* **Task brief**
State the number of lines in the following data that contain the string "time", and nothing else.

-- The records follows --

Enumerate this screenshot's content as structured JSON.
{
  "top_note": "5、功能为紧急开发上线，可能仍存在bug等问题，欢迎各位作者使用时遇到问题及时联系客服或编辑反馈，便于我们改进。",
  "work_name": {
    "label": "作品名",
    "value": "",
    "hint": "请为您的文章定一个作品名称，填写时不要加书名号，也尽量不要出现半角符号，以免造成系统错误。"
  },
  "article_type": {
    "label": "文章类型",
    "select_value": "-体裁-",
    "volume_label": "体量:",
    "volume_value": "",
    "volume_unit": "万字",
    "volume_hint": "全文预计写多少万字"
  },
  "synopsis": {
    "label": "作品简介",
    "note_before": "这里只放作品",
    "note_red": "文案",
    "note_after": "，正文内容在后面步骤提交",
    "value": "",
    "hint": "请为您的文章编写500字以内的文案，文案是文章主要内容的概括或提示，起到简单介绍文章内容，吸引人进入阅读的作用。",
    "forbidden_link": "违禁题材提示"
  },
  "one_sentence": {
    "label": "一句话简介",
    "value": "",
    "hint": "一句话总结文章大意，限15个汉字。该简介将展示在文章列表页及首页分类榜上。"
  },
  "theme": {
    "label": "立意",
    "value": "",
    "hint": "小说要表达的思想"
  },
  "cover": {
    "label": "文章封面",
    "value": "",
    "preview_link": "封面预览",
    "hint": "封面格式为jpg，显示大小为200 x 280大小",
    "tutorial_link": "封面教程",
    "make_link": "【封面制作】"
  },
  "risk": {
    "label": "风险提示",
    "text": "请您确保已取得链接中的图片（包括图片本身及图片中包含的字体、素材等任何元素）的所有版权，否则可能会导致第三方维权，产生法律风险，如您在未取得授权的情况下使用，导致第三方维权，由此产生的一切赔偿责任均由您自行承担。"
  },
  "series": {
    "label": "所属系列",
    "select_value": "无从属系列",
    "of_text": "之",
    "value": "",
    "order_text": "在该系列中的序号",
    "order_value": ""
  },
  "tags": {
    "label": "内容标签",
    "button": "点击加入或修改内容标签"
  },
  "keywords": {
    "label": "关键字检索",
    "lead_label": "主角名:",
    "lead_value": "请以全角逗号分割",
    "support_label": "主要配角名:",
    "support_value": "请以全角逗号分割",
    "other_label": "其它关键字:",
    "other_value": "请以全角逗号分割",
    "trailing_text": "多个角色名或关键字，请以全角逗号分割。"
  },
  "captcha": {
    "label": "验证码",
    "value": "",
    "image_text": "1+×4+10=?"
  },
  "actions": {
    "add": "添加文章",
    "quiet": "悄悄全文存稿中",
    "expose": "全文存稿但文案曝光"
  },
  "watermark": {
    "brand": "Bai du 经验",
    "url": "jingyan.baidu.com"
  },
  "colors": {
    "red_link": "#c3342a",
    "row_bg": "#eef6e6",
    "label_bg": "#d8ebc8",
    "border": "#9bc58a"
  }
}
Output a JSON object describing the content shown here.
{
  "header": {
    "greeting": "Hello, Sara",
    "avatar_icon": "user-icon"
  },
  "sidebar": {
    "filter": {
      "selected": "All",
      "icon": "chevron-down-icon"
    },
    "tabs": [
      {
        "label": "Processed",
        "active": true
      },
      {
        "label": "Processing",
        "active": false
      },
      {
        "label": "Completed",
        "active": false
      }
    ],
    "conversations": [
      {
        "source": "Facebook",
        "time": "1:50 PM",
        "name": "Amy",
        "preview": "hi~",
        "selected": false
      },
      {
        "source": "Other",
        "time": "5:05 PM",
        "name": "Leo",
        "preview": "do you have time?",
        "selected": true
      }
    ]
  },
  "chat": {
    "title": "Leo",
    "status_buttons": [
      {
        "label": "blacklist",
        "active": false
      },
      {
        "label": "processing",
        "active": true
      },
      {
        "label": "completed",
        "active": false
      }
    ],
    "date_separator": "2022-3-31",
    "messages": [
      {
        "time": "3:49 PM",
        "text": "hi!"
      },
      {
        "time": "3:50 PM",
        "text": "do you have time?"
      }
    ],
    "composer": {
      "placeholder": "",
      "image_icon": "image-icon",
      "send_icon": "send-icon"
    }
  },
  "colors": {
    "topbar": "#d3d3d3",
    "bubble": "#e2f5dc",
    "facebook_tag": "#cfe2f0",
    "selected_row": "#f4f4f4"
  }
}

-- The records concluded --

* **Response area**
6